== Segment start ==

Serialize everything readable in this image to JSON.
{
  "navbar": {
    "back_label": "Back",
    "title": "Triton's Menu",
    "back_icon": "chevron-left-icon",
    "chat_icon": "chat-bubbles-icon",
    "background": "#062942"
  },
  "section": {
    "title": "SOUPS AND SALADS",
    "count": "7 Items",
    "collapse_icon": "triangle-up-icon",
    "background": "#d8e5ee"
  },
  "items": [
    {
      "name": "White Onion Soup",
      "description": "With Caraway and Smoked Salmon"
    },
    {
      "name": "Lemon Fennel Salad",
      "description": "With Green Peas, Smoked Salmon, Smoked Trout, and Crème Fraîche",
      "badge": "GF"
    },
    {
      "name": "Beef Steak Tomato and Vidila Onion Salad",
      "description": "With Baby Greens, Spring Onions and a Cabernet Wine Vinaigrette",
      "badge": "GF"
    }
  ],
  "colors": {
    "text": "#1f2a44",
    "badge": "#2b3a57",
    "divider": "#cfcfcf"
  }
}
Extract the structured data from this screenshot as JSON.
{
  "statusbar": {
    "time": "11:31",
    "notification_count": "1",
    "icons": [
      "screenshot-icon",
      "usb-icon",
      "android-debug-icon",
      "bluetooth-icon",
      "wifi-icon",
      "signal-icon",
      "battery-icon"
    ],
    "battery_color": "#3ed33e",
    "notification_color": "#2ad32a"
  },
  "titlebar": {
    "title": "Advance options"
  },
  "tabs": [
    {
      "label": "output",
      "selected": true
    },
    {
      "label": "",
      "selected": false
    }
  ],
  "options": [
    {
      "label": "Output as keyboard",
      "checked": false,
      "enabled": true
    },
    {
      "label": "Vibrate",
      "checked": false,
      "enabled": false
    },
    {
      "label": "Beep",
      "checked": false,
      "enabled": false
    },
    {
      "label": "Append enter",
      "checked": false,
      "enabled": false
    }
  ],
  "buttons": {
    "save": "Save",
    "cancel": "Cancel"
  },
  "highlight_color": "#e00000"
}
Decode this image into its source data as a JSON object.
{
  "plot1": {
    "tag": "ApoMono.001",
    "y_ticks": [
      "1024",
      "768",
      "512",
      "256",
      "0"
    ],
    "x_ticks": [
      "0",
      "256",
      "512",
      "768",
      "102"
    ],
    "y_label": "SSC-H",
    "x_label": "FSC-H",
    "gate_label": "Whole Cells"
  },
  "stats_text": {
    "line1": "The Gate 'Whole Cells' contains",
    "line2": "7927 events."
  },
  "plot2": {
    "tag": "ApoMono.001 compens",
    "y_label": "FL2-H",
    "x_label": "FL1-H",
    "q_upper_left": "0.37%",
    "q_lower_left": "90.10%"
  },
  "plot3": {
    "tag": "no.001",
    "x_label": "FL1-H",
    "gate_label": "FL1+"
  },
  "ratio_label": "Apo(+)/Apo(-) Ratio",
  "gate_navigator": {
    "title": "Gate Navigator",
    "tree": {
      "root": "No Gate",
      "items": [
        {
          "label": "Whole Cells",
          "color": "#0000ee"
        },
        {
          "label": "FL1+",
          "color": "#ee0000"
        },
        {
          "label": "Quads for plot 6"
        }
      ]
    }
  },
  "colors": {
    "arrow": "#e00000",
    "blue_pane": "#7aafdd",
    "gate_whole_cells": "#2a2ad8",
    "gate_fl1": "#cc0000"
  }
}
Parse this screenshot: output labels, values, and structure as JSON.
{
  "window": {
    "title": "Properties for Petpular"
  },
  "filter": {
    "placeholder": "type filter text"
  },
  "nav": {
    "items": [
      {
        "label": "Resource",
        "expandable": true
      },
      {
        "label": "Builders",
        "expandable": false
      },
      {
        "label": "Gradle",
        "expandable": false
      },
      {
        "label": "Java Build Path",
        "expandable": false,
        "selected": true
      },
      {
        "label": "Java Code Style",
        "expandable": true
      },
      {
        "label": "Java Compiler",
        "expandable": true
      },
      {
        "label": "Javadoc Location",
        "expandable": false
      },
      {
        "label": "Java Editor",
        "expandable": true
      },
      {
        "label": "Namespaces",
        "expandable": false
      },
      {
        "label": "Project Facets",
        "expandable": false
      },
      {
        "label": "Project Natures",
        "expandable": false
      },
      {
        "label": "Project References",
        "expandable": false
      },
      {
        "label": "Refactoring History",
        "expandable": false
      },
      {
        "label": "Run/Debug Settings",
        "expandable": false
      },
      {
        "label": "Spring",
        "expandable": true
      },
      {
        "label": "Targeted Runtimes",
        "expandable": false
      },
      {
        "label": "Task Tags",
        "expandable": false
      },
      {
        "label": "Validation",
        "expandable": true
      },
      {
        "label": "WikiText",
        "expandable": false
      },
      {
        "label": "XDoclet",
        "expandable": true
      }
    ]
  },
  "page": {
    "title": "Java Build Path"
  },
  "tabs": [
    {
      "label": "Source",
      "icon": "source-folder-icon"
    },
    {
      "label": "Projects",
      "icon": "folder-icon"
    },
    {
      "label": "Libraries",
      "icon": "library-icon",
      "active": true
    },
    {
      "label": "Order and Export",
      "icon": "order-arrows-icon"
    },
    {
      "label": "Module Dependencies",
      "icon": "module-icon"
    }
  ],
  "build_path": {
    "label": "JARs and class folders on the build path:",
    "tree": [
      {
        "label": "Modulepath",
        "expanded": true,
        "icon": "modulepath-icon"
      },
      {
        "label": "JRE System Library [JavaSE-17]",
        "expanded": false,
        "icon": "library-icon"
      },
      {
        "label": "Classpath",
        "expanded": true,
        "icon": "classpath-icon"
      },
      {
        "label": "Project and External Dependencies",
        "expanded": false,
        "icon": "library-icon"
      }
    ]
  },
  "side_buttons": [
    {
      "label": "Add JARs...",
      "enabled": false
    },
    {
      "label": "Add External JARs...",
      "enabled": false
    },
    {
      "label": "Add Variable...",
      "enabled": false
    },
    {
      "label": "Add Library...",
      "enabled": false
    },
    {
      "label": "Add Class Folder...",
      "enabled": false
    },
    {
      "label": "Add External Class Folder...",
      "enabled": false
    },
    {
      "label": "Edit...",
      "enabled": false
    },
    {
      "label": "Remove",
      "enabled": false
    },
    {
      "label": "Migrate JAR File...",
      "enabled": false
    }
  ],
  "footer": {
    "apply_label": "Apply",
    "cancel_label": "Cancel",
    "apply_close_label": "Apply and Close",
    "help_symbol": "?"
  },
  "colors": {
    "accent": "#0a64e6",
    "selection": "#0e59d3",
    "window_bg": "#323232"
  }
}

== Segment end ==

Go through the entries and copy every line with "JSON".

Serialize everything readable in this image to JSON.
Extract the structured data from this screenshot as JSON.
Decode this image into its source data as a JSON object.
Parse this screenshot: output labels, values, and structure as JSON.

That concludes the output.